_Work task_
Only an exact reprint of all the data is acceptable.

_Working data_
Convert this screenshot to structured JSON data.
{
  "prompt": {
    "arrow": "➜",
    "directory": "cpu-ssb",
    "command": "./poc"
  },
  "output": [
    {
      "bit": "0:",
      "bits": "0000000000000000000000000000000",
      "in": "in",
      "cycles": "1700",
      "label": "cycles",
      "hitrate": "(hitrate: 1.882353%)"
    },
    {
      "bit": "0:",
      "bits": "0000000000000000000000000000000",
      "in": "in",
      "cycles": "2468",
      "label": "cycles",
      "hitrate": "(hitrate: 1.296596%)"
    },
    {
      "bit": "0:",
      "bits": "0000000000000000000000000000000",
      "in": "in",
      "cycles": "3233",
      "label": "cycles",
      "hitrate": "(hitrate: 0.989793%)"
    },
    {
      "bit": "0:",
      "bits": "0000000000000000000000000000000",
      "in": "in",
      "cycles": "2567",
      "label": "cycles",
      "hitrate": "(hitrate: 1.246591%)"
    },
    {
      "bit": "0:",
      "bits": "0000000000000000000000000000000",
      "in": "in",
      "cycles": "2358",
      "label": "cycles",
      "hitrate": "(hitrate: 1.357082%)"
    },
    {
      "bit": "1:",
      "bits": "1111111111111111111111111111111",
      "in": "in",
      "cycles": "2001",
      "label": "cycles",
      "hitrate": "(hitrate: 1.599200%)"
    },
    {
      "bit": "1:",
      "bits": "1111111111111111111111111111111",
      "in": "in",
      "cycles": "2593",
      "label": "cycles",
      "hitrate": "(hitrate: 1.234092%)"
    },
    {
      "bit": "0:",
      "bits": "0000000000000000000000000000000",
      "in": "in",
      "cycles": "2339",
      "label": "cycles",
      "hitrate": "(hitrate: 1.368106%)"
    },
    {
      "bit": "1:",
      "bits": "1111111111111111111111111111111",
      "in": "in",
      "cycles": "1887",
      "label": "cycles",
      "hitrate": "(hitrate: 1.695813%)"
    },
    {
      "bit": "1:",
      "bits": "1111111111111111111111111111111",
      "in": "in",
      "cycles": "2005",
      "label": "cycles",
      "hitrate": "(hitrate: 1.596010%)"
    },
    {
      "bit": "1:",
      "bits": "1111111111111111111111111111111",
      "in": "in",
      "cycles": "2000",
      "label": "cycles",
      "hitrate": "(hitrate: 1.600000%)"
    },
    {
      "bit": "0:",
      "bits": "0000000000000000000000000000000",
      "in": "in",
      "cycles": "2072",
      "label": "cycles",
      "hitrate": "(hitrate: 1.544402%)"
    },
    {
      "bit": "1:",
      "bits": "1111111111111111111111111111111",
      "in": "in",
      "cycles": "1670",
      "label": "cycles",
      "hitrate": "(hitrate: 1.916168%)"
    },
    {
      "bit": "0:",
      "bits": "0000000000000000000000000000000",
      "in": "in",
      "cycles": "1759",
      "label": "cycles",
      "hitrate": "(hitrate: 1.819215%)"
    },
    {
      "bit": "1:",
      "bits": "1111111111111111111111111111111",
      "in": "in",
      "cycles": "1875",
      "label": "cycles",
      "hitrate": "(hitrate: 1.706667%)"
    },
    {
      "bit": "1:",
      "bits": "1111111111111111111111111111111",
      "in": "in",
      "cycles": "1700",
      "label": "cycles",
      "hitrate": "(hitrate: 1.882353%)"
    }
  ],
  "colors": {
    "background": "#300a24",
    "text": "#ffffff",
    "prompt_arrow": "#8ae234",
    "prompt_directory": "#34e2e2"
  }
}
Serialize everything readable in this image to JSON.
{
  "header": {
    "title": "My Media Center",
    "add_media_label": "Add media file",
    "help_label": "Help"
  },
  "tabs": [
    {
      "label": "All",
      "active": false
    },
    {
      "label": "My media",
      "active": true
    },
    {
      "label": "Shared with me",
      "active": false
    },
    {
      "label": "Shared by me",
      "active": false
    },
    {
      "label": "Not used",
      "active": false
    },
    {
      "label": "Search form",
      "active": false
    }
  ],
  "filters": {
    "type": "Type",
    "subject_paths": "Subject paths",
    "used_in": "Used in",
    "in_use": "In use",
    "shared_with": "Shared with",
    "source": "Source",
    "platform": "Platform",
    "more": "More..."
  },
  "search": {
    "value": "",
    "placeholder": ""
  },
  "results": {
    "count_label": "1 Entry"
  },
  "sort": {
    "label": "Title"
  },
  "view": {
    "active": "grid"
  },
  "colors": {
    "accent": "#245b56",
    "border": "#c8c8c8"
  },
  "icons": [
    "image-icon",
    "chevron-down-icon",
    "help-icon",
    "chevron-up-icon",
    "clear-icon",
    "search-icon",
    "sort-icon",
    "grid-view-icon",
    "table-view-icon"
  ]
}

_Answer section_
Convert this screenshot to structured JSON data.
{
  "prompt": {
    "arrow": "➜",
    "directory": "cpu-ssb",
    "command": "./poc"
  },
  "output": [
    {
      "bit": "0:",
      "bits": "0000000000000000000000000000000",
      "in": "in",
      "cycles": "1700",
      "label": "cycles",
      "hitrate": "(hitrate: 1.882353%)"
    },
    {
      "bit": "0:",
      "bits": "0000000000000000000000000000000",
      "in": "in",
      "cycles": "2468",
      "label": "cycles",
      "hitrate": "(hitrate: 1.296596%)"
    },
    {
      "bit": "0:",
      "bits": "0000000000000000000000000000000",
      "in": "in",
      "cycles": "3233",
      "label": "cycles",
      "hitrate": "(hitrate: 0.989793%)"
    },
    {
      "bit": "0:",
      "bits": "0000000000000000000000000000000",
      "in": "in",
      "cycles": "2567",
      "label": "cycles",
      "hitrate": "(hitrate: 1.246591%)"
    },
    {
      "bit": "0:",
      "bits": "0000000000000000000000000000000",
      "in": "in",
      "cycles": "2358",
      "label": "cycles",
      "hitrate": "(hitrate: 1.357082%)"
    },
    {
      "bit": "1:",
      "bits": "1111111111111111111111111111111",
      "in": "in",
      "cycles": "2001",
      "label": "cycles",
      "hitrate": "(hitrate: 1.599200%)"
    },
    {
      "bit": "1:",
      "bits": "1111111111111111111111111111111",
      "in": "in",
      "cycles": "2593",
      "label": "cycles",
      "hitrate": "(hitrate: 1.234092%)"
    },
    {
      "bit": "0:",
      "bits": "0000000000000000000000000000000",
      "in": "in",
      "cycles": "2339",
      "label": "cycles",
      "hitrate": "(hitrate: 1.368106%)"
    },
    {
      "bit": "1:",
      "bits": "1111111111111111111111111111111",
      "in": "in",
      "cycles": "1887",
      "label": "cycles",
      "hitrate": "(hitrate: 1.695813%)"
    },
    {
      "bit": "1:",
      "bits": "1111111111111111111111111111111",
      "in": "in",
      "cycles": "2005",
      "label": "cycles",
      "hitrate": "(hitrate: 1.596010%)"
    },
    {
      "bit": "1:",
      "bits": "1111111111111111111111111111111",
      "in": "in",
      "cycles": "2000",
      "label": "cycles",
      "hitrate": "(hitrate: 1.600000%)"
    },
    {
      "bit": "0:",
      "bits": "0000000000000000000000000000000",
      "in": "in",
      "cycles": "2072",
      "label": "cycles",
      "hitrate": "(hitrate: 1.544402%)"
    },
    {
      "bit": "1:",
      "bits": "1111111111111111111111111111111",
      "in": "in",
      "cycles": "1670",
      "label": "cycles",
      "hitrate": "(hitrate: 1.916168%)"
    },
    {
      "bit": "0:",
      "bits": "0000000000000000000000000000000",
      "in": "in",
      "cycles": "1759",
      "label": "cycles",
      "hitrate": "(hitrate: 1.819215%)"
    },
    {
      "bit": "1:",
      "bits": "1111111111111111111111111111111",
      "in": "in",
      "cycles": "1875",
      "label": "cycles",
      "hitrate": "(hitrate: 1.706667%)"
    },
    {
      "bit": "1:",
      "bits": "1111111111111111111111111111111",
      "in": "in",
      "cycles": "1700",
      "label": "cycles",
      "hitrate": "(hitrate: 1.882353%)"
    }
  ],
  "colors": {
    "background": "#300a24",
    "text": "#ffffff",
    "prompt_arrow": "#8ae234",
    "prompt_directory": "#34e2e2"
  }
}
Serialize everything readable in this image to JSON.
{
  "header": {
    "title": "My Media Center",
    "add_media_label": "Add media file",
    "help_label": "Help"
  },
  "tabs": [
    {
      "label": "All",
      "active": false
    },
    {
      "label": "My media",
      "active": true
    },
    {
      "label": "Shared with me",
      "active": false
    },
    {
      "label": "Shared by me",
      "active": false
    },
    {
      "label": "Not used",
      "active": false
    },
    {
      "label": "Search form",
      "active": false
    }
  ],
  "filters": {
    "type": "Type",
    "subject_paths": "Subject paths",
    "used_in": "Used in",
    "in_use": "In use",
    "shared_with": "Shared with",
    "source": "Source",
    "platform": "Platform",
    "more": "More..."
  },
  "search": {
    "value": "",
    "placeholder": ""
  },
  "results": {
    "count_label": "1 Entry"
  },
  "sort": {
    "label": "Title"
  },
  "view": {
    "active": "grid"
  },
  "colors": {
    "accent": "#245b56",
    "border": "#c8c8c8"
  },
  "icons": [
    "image-icon",
    "chevron-down-icon",
    "help-icon",
    "chevron-up-icon",
    "clear-icon",
    "search-icon",
    "sort-icon",
    "grid-view-icon",
    "table-view-icon"
  ]
}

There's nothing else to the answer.